Data items:
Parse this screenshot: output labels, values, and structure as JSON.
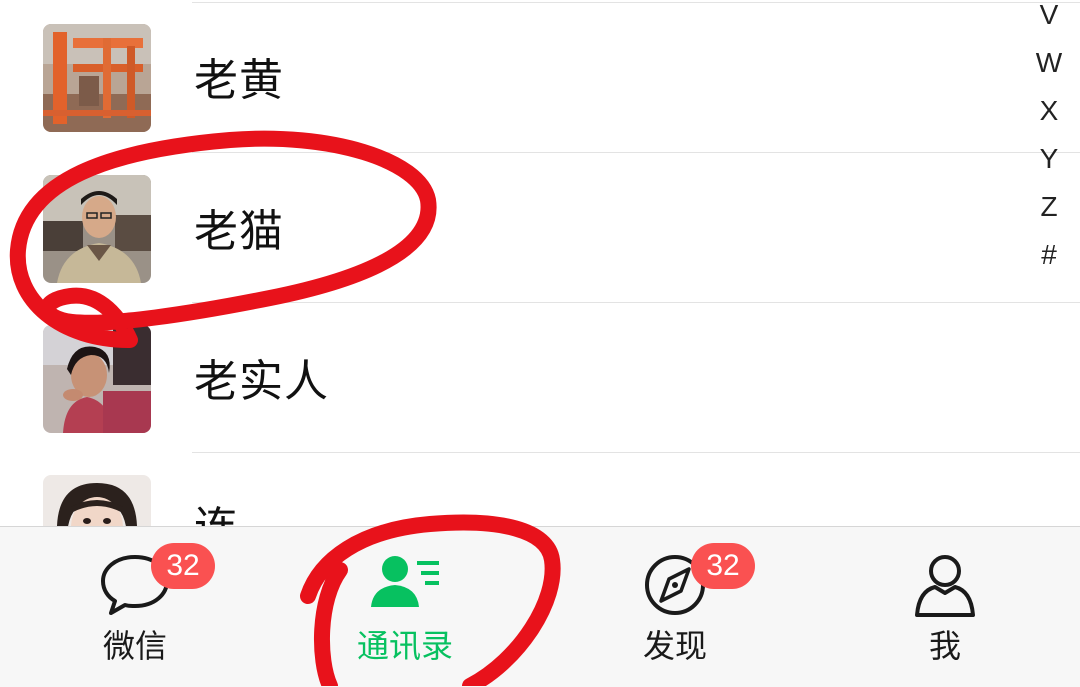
{
  "contacts": [
    {
      "name": "老黄",
      "avatar": "construction-site-photo"
    },
    {
      "name": "老猫",
      "avatar": "man-portrait-photo"
    },
    {
      "name": "老实人",
      "avatar": "man-leaning-photo"
    },
    {
      "name": "连",
      "avatar": "woman-portrait-photo"
    }
  ],
  "index_bar": [
    "V",
    "W",
    "X",
    "Y",
    "Z",
    "#"
  ],
  "tabs": [
    {
      "label": "微信",
      "icon": "chat-bubble-icon",
      "badge": "32",
      "active": false
    },
    {
      "label": "通讯录",
      "icon": "contacts-icon",
      "badge": "",
      "active": true
    },
    {
      "label": "发现",
      "icon": "compass-icon",
      "badge": "32",
      "active": false
    },
    {
      "label": "我",
      "icon": "person-outline-icon",
      "badge": "",
      "active": false
    }
  ],
  "colors": {
    "accent": "#07c160",
    "badge": "#fa5151",
    "annotation": "#e8121b",
    "tabbar_bg": "#f7f7f7"
  }
}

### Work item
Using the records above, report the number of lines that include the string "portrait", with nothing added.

### Written answer
2